West Village also has some great spots. I've avoid that weird Central Village, NYU nether-zone, though.
See also: http://www.chowhound.com/topics/367684
PS I define West Village as 14th to Houston Streets, west of 6th Avenue, East Village as 3rd Avenue/Bowery to East River, between 14th St and Houston. And Lower East Side as Houston to Delancey Streets, between the Bowery and the East River... Some hounds definitions of those neighborhoods may vary, dependent on generation, mostly.
Yum . . .I need a pear donut, do they still have them?
I live in lower manhattan which is ridiculously overpriced these days because it's become "trendy." I see a lot of whining about no place to food shop and near the Seaport many of the restaurants leave alot to be desired. That said, I can walk to Chinatown & Little Italy (for food shopping, not eating), the Union Square Greenmarket/Trader Joe's is one subway stop, Fairway in Red Hook is a 10 min. drive when I can find a car, it's a quick bus/bike ride to the new Whole Foods on Houston/Essex Street Market/Economy Candy/Earth Matters (small, independent health food store). Then there are restaurants: TriBeCa, LES, EV, Chinatown.
So you might want to keep to be a bit North of where I am. Suggest you stick to places near good transportation hubs (why I love downtown so much), that will also give you easy access to outer boroughs. Just watch out for bars, too many students wherever you live (only if you want peace & quiet as a lifestyle). Agree w/Ora's comments below. My neighborhood has had an influx of restaurants/bar (food smells!). We are always concerned about becoming another "Stone Street."
Another good street is E Houston. You could start around Bowery where the amazing new Whole Foods is that someone mentioned.
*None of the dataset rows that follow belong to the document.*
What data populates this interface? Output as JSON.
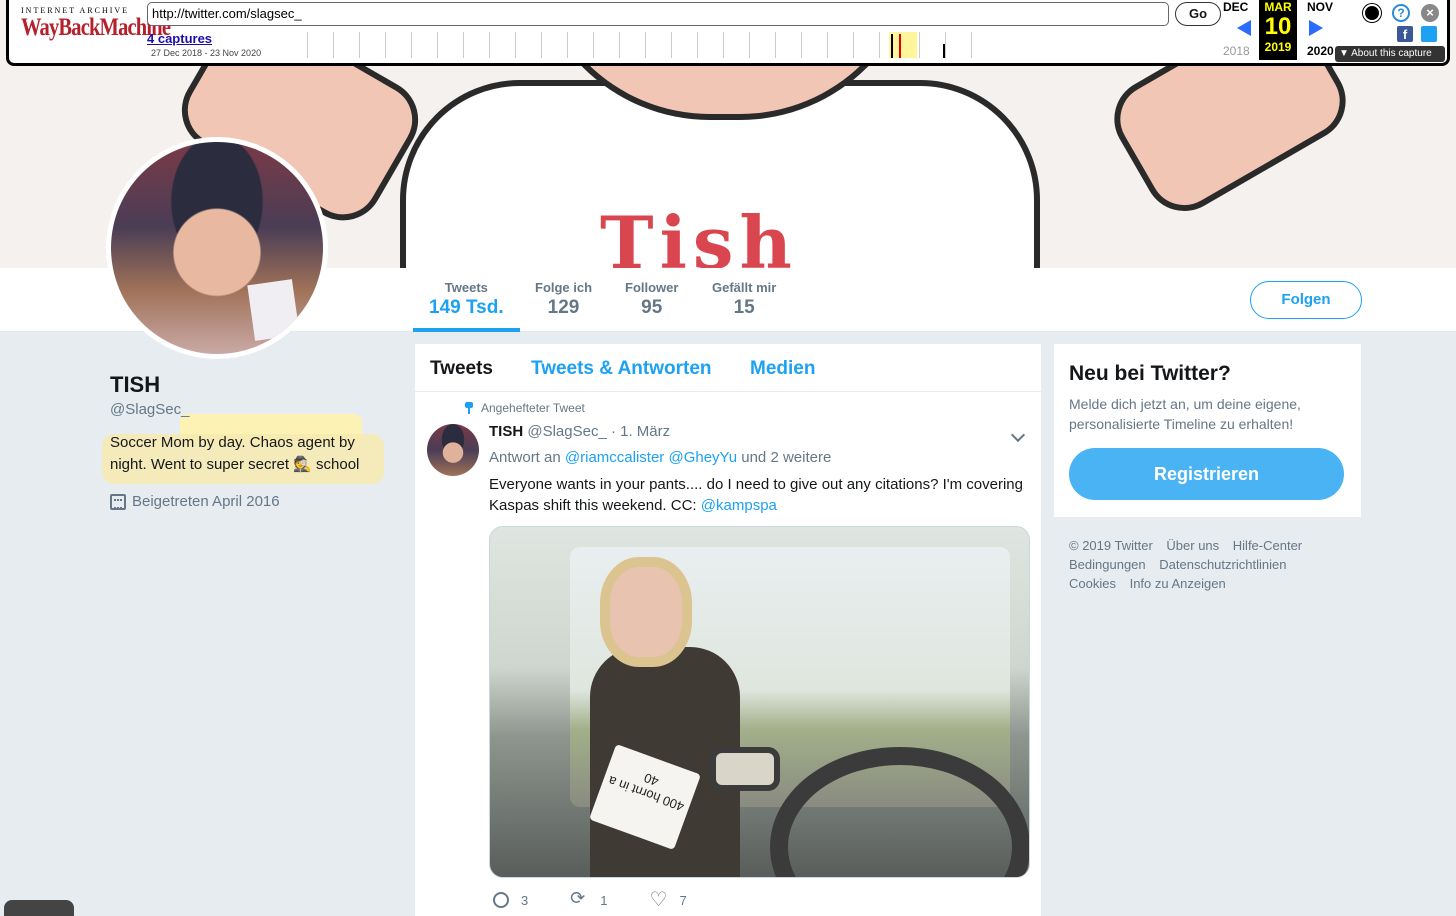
{
  "wayback": {
    "logo_top": "INTERNET ARCHIVE",
    "logo_main": "WayBackMachine",
    "url": "http://twitter.com/slagsec_",
    "go_label": "Go",
    "captures_label": "4 captures",
    "range": "27 Dec 2018 - 23 Nov 2020",
    "prev_month": "DEC",
    "cur_month": "MAR",
    "next_month": "NOV",
    "cur_day": "10",
    "prev_year": "2018",
    "cur_year": "2019",
    "next_year": "2020",
    "about_label": "▼ About this capture"
  },
  "profile": {
    "stats": [
      {
        "label": "Tweets",
        "value": "149 Tsd."
      },
      {
        "label": "Folge ich",
        "value": "129"
      },
      {
        "label": "Follower",
        "value": "95"
      },
      {
        "label": "Gefällt mir",
        "value": "15"
      }
    ],
    "follow_label": "Folgen",
    "name": "TISH",
    "handle": "@SlagSec_",
    "bio_line1": "Soccer Mom by day. Chaos agent by",
    "bio_line2_a": "night. Went to super secret",
    "bio_emoji": "🕵",
    "bio_line2_b": "school",
    "joined": "Beigetreten April 2016",
    "banner_text": "Tish"
  },
  "timeline": {
    "tabs": [
      "Tweets",
      "Tweets & Antworten",
      "Medien"
    ],
    "pinned_label": "Angehefteter Tweet",
    "tweet": {
      "name": "TISH",
      "handle": "@SlagSec_",
      "date": "· 1. März",
      "reply_prefix": "Antwort an",
      "reply_user1": "@riamccalister",
      "reply_user2": "@GheyYu",
      "reply_suffix": "und 2 weitere",
      "text": "Everyone wants in your pants.... do I need to give out any citations? I'm covering Kaspas shift this weekend. CC:",
      "text_mention": "@kampspa",
      "ticket_text": "400 hornt in a 40",
      "replies": "3",
      "retweets": "1",
      "likes": "7"
    }
  },
  "sidebar": {
    "title": "Neu bei Twitter?",
    "desc": "Melde dich jetzt an, um deine eigene, personalisierte Timeline zu erhalten!",
    "button": "Registrieren",
    "footer": [
      "© 2019 Twitter",
      "Über uns",
      "Hilfe-Center",
      "Bedingungen",
      "Datenschutzrichtlinien",
      "Cookies",
      "Info zu Anzeigen"
    ]
  },
  "colors": {
    "accent": "#1da1f2",
    "background": "#e6ecf0"
  }
}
Then keep walking east and you will hit the Himalayan restaurant and the cheap Indian place where all the taxi drivers go (both on the north side.) Then on the south side is Bereket, great Turkish kebabs, Russ&Daughters, Katz's. You could go all the way to Clinton St and make a detour for the Clinton St. Baking Company etc etc.